Polls were wrong
Some may have underestimated Trump, Brown said.
“People took his crassness, his bluntness, his apparently unchecked expression as a weakness, and they did not equate the fact that America found that refreshing,” he said. “People are sick and tired of asking a politician a question and having them look you in the eye to see what they think you want to hear before they answer the question. [Trump] would respond immediately and tell you what was on his heart.”
Brown also explained why he thought the polls—which had Clinton winning—were so far off: “Nobody was willing to say they were going to vote for him … and then they came out of the woodwork. Do you know that kind of abuse I took for supporting Donald Trump? Not everybody is willing to sign up for that kind of abuse.”
Brown, who backed Trump from the start of the New York businessman’s candidacy, said the president-elect did what few other Republicans did.
“Donald Trump made it a point to reach out to the black community,” Brown said. “Do you know what swung them over in the last few months? When he asked the question that made everybody gasp: ‘What do you have to lose? If the Democratic Party has helped you this much over the last 50 years and this is where you are now, what do you have to lose?’”

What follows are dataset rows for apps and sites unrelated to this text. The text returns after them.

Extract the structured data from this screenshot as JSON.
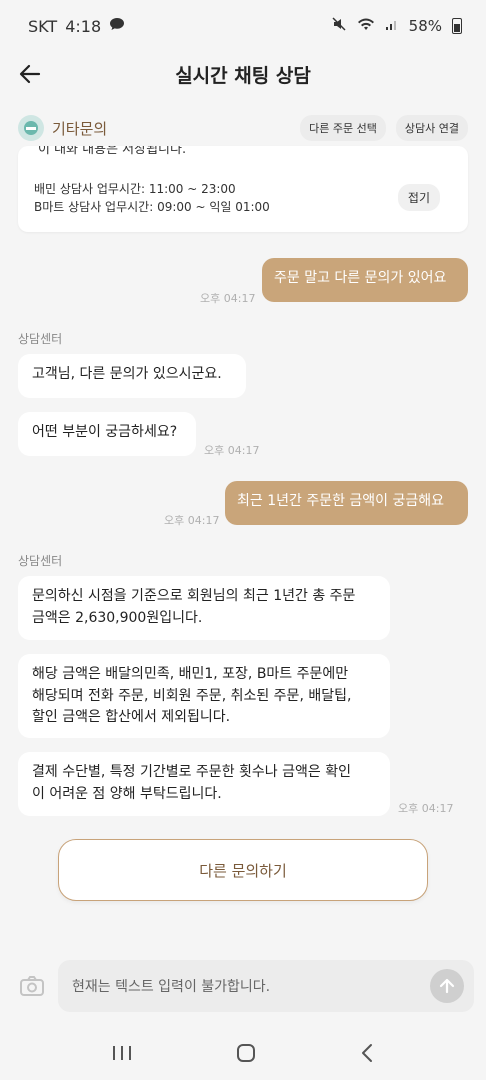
{
  "status_bar": {
    "carrier": "SKT",
    "time": "4:18",
    "battery": "58%"
  },
  "header": {
    "title": "실시간 채팅 상담"
  },
  "sub_header": {
    "title": "기타문의",
    "buttons": [
      "다른 주문 선택",
      "상담사 연결"
    ]
  },
  "notice": {
    "clipped_text": "이 대화 내용은 저장됩니다.",
    "lines": [
      "배민 상담사 업무시간: 11:00 ~ 23:00",
      "B마트 상담사 업무시간: 09:00 ~ 익일 01:00"
    ],
    "fold_label": "접기"
  },
  "messages": {
    "m1": {
      "text": "주문 말고 다른 문의가 있어요",
      "time": "오후 04:17"
    },
    "sender1": "상담센터",
    "m2": {
      "text": "고객님, 다른 문의가 있으시군요."
    },
    "m3": {
      "text": "어떤 부분이 궁금하세요?",
      "time": "오후 04:17"
    },
    "m4": {
      "text": "최근 1년간 주문한 금액이 궁금해요",
      "time": "오후 04:17"
    },
    "sender2": "상담센터",
    "m5": {
      "lines": [
        "문의하신 시점을 기준으로 회원님의 최근 1년간 총 주문",
        "금액은 2,630,900원입니다."
      ]
    },
    "m6": {
      "lines": [
        "해당 금액은 배달의민족, 배민1, 포장, B마트 주문에만",
        "해당되며 전화 주문, 비회원 주문, 취소된 주문, 배달팁,",
        "할인 금액은 합산에서 제외됩니다."
      ]
    },
    "m7": {
      "lines": [
        "결제 수단별, 특정 기간별로 주문한 횟수나 금액은 확인",
        "이 어려운 점 양해 부탁드립니다."
      ],
      "time": "오후 04:17"
    }
  },
  "cta": {
    "label": "다른 문의하기"
  },
  "input": {
    "placeholder": "현재는 텍스트 입력이 불가합니다."
  }
}
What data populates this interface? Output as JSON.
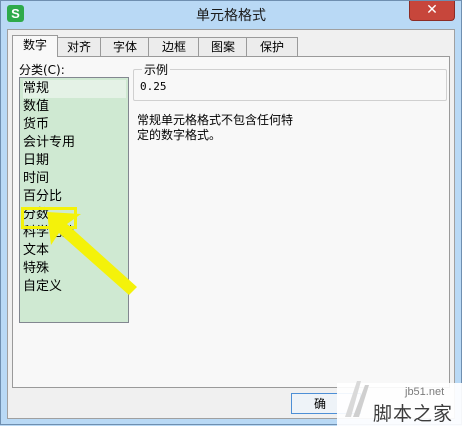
{
  "window": {
    "title": "单元格格式",
    "app_icon": "S"
  },
  "tabs": [
    {
      "label": "数字"
    },
    {
      "label": "对齐"
    },
    {
      "label": "字体"
    },
    {
      "label": "边框"
    },
    {
      "label": "图案"
    },
    {
      "label": "保护"
    }
  ],
  "category": {
    "label": "分类(C):",
    "items": [
      "常规",
      "数值",
      "货币",
      "会计专用",
      "日期",
      "时间",
      "百分比",
      "分数",
      "科学记数",
      "文本",
      "特殊",
      "自定义"
    ],
    "selected": "常规"
  },
  "sample": {
    "legend": "示例",
    "value": "0.25"
  },
  "description": "常规单元格格式不包含任何特定的数字格式。",
  "buttons": {
    "ok": "确"
  },
  "watermark": {
    "url": "jb51.net",
    "text": "脚本之家"
  },
  "annotation": {
    "highlight_color": "#f4f20a",
    "target": "百分比"
  }
}
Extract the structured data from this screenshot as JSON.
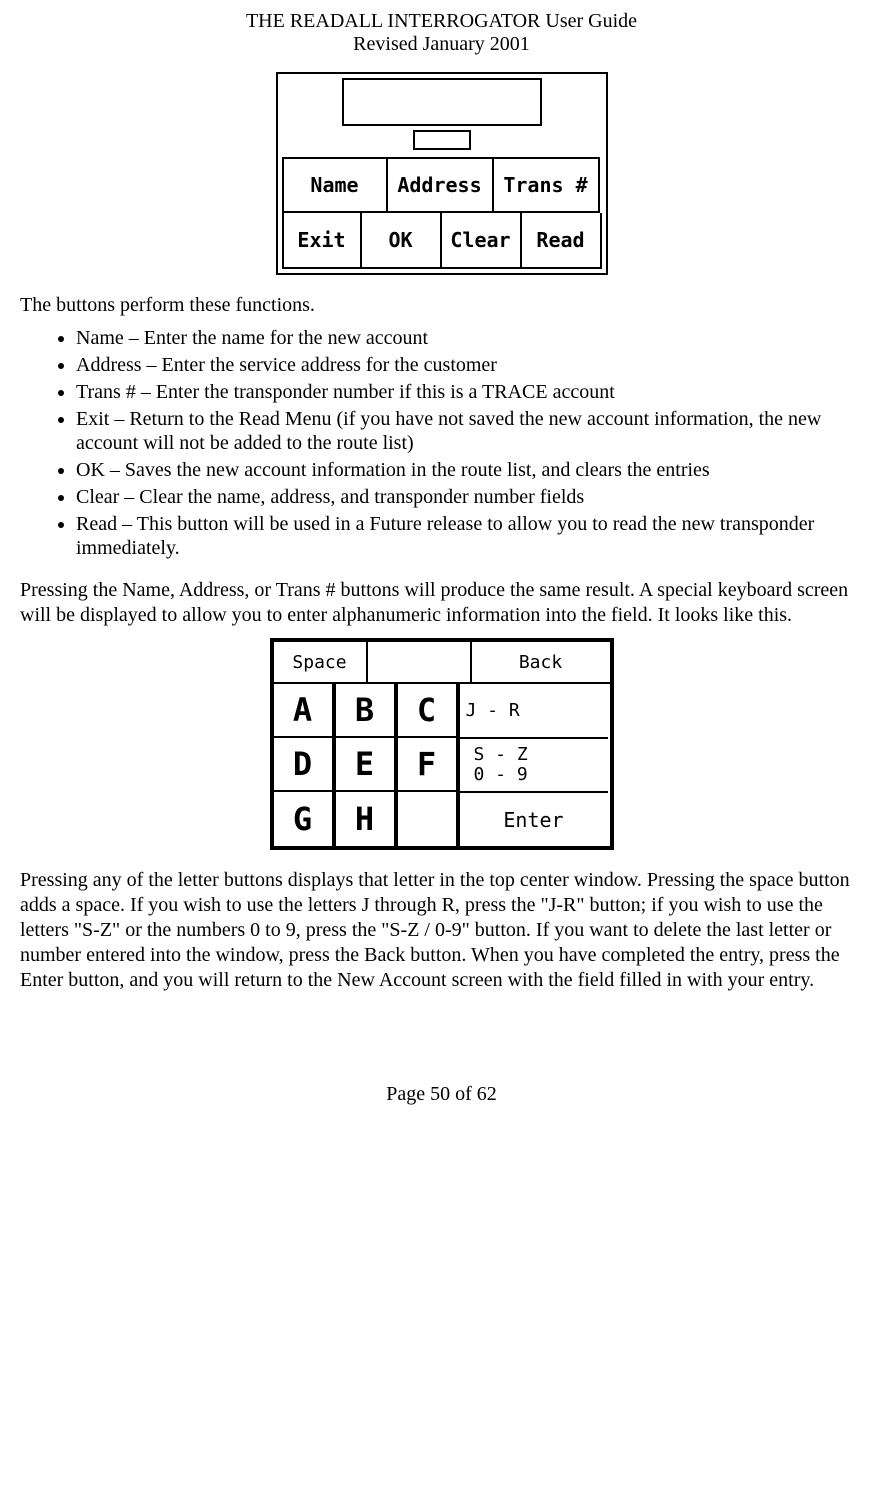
{
  "header": {
    "title": "THE READALL INTERROGATOR User Guide",
    "subtitle": "Revised January 2001"
  },
  "screen1": {
    "row1": [
      "Name",
      "Address",
      "Trans #"
    ],
    "row2": [
      "Exit",
      "OK",
      "Clear",
      "Read"
    ]
  },
  "intro": "The buttons perform these functions.",
  "bullets": [
    "Name – Enter the name for the new account",
    "Address – Enter the service address for the customer",
    "Trans # – Enter the transponder number if this is a TRACE account",
    "Exit – Return to the Read Menu (if you have not saved the new account information, the new account will not be added to the route list)",
    "OK – Saves the new account information in the route list, and clears the entries",
    "Clear – Clear the name, address, and transponder number fields",
    "Read – This button will be used in a Future release to allow you to read the new transponder immediately."
  ],
  "para2": "Pressing the Name, Address, or Trans # buttons will produce the same result.  A special keyboard screen will be displayed to allow you to enter alphanumeric information into the field.  It looks like this.",
  "screen2": {
    "top": {
      "space": "Space",
      "back": "Back"
    },
    "letters": [
      [
        "A",
        "B",
        "C"
      ],
      [
        "D",
        "E",
        "F"
      ],
      [
        "G",
        "H",
        ""
      ]
    ],
    "side": {
      "jr": "J - R",
      "sz": "S - Z",
      "num": "0 - 9",
      "enter": "Enter"
    }
  },
  "para3": "Pressing any of the letter buttons displays that letter in the top center window.  Pressing the space button adds a space.  If you wish to use the letters J through R, press the \"J-R\" button; if you wish to use the letters \"S-Z\" or the numbers 0 to 9, press the \"S-Z / 0-9\" button.  If you want to delete the last letter or number entered into the window, press the Back button.  When you have completed the entry, press the Enter button, and you will return to the New Account screen with the field filled in with your entry.",
  "footer": "Page 50 of 62"
}
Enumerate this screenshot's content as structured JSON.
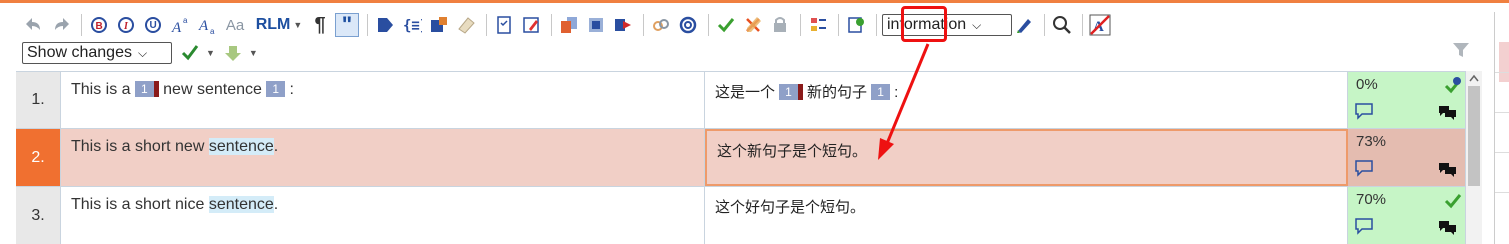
{
  "toolbar": {
    "rlm_label": "RLM",
    "pilcrow": "¶",
    "quote_glyph": "\"",
    "aa_label": "Aa",
    "category_select": "information",
    "show_changes_select": "Show changes"
  },
  "grid": {
    "rows": [
      {
        "number": "1.",
        "source": {
          "before": "This is a ",
          "tag1": "1",
          "middle": "new sentence",
          "tag2": "1",
          "after": ":"
        },
        "target": {
          "before": "这是一个 ",
          "tag1": "1",
          "middle": "新的句子",
          "tag2": "1",
          "after": ":"
        },
        "match": "0%"
      },
      {
        "number": "2.",
        "source": {
          "text": "This is a short new ",
          "highlight": "sentence",
          "end": "."
        },
        "target": {
          "text": "这个新句子是个短句。"
        },
        "match": "73%"
      },
      {
        "number": "3.",
        "source": {
          "text": "This is a short nice ",
          "highlight": "sentence",
          "end": "."
        },
        "target": {
          "text": "这个好句子是个短句。"
        },
        "match": "70%"
      }
    ]
  },
  "colors": {
    "accent_orange": "#f07030",
    "annotation_red": "#ee1111",
    "match_green": "#c6f5c6",
    "active_row": "#f1cfc6"
  }
}
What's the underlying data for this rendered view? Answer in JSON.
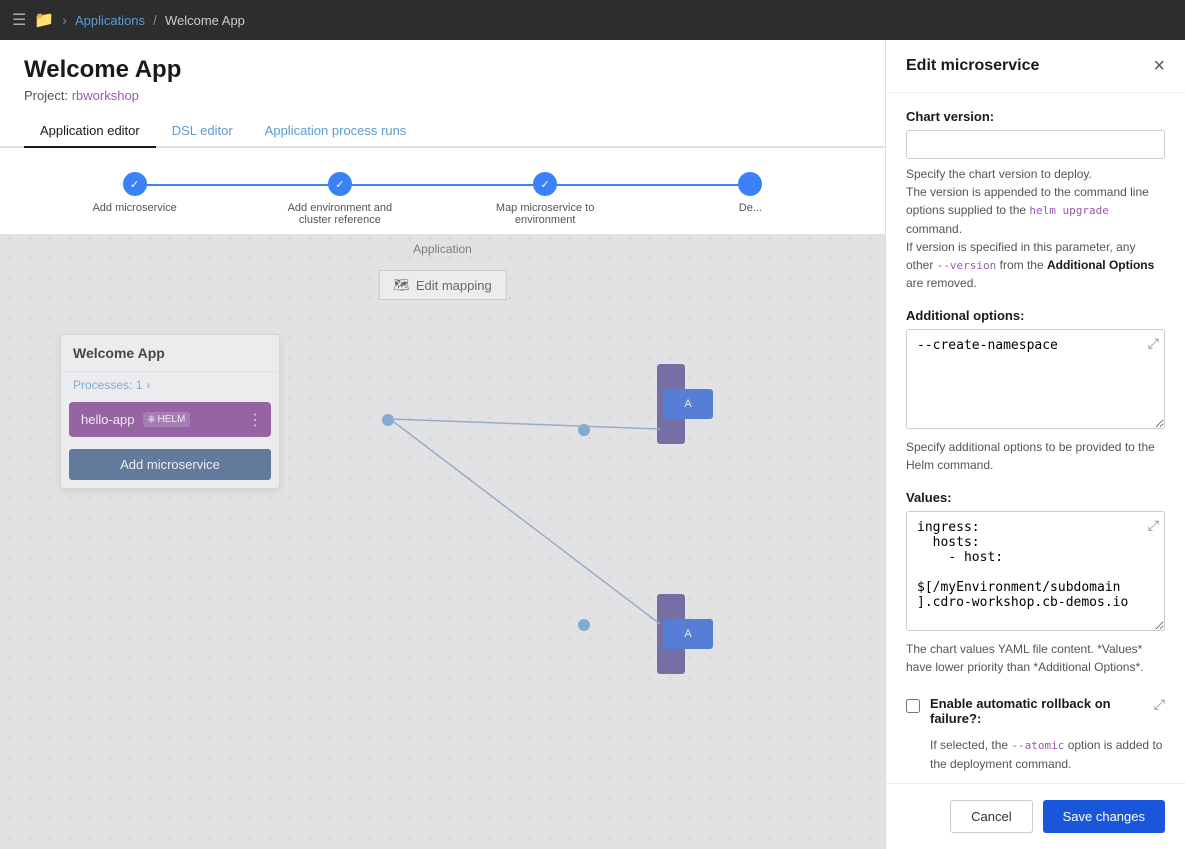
{
  "nav": {
    "breadcrumbs": [
      "Applications",
      "Welcome App"
    ],
    "separator": "/"
  },
  "page": {
    "title": "Welcome App",
    "project_label": "Project:",
    "project_name": "rbworkshop"
  },
  "tabs": [
    {
      "id": "app-editor",
      "label": "Application editor",
      "active": true
    },
    {
      "id": "dsl-editor",
      "label": "DSL editor",
      "active": false
    },
    {
      "id": "app-process-runs",
      "label": "Application process runs",
      "active": false
    }
  ],
  "progress_steps": [
    {
      "label": "Add microservice",
      "done": true
    },
    {
      "label": "Add environment and cluster reference",
      "done": true
    },
    {
      "label": "Map microservice to environment",
      "done": true
    },
    {
      "label": "De...",
      "done": false
    }
  ],
  "canvas": {
    "application_label": "Application",
    "edit_mapping_btn": "Edit mapping",
    "service_card": {
      "title": "Welcome App",
      "processes_label": "Processes: 1",
      "microservice_name": "hello-app",
      "helm_label": "HELM",
      "add_btn": "Add microservice"
    }
  },
  "edit_panel": {
    "title": "Edit microservice",
    "chart_version": {
      "label": "Chart version:",
      "value": "",
      "placeholder": ""
    },
    "chart_version_desc": [
      "Specify the chart version to deploy.",
      "The version is appended to the command line options supplied to the ",
      "helm upgrade",
      " command.",
      "If version is specified in this parameter, any other ",
      "--version",
      " from the ",
      "Additional Options",
      " are removed."
    ],
    "additional_options": {
      "label": "Additional options:",
      "value": "--create-namespace"
    },
    "additional_options_desc": "Specify additional options to be provided to the Helm command.",
    "values": {
      "label": "Values:",
      "value": "ingress:\n  hosts:\n    - host:\n      $[/myEnvironment/subdomain\n].cdro-workshop.cb-demos.io"
    },
    "values_desc": "The chart values YAML file content. *Values* have lower priority than *Additional Options*.",
    "rollback": {
      "label": "Enable automatic rollback on failure?:",
      "checked": false,
      "desc_prefix": "If selected, the ",
      "desc_code": "--atomic",
      "desc_suffix": " option is added to the deployment command."
    },
    "cancel_btn": "Cancel",
    "save_btn": "Save changes"
  }
}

The Minority Vote
Still, according to a CNN exit poll, an overwhelming number of blacks did not vote for Trump.
Some 88 percent of black voters supported Clinton versus 8 percent for Trump, who said repeatedly that black communities are in the worst shape ever.
That’s not as big a margin as President Obama’s victory over Mitt Romney in 2012: Obama locked up 93 percent of the black vote to Romney’s 7 percent.
Clinton’s hold over Latinos was even more tenuous, despite Trump accusing undocumented immigrants of being criminal aliens and promising to deport them. Only 65 percent of Latinos supported her, while 29 percent cast their votes for Trump. In 2012, Obama won 71 percent of the Hispanic vote, while Romney secured 27 percent, according to CNN.
Rubio said another bright spot was the “incredible Latino voter turnout.”
“We know we had a lot of Latinos that voted for Trump,” she said. “I know for a fact that we registered more people than ever to vote. And we had more Latino interest in this election than ever before. I think that momentum is only going to continue to build. If you look at how the Latino population is growing in this nation, I think we will have a real awakening of that sleeping Latino giant that people continue to talk about in the 2020 elections.”
Rubio added that the election outcome is a “really golden opportunity not just in Alabama but particularly in some of these Southern states to build and strengthen black-brown coalitions where the Latino community has really grown so much over the last 15 to 20 years. We’ve got to strengthen the coalition between the black and brown communities because we share interests, and it is important to do that legwork to strengthen our work together.”
Woodfin said the Democratic Party has to do some soul-searching.
“Over the next day, over the next week, over the next month, there will be an autopsy done on the [Clinton] campaign and an autopsy on the Democratic Party,” he said. “Right now we don’t have, nationally, that charismatic leader who can motivate and communicate a message that will bring millennials, gays and lesbians, African-Americans, Independents, and Hispanics together, but we have an opportunity to do that. We have to build a bench that pulls people who not only consider themselves Democrats but also consider themselves independents together to share a different message about the direction of our country.”
CNN and the Associated Press contributed to this report.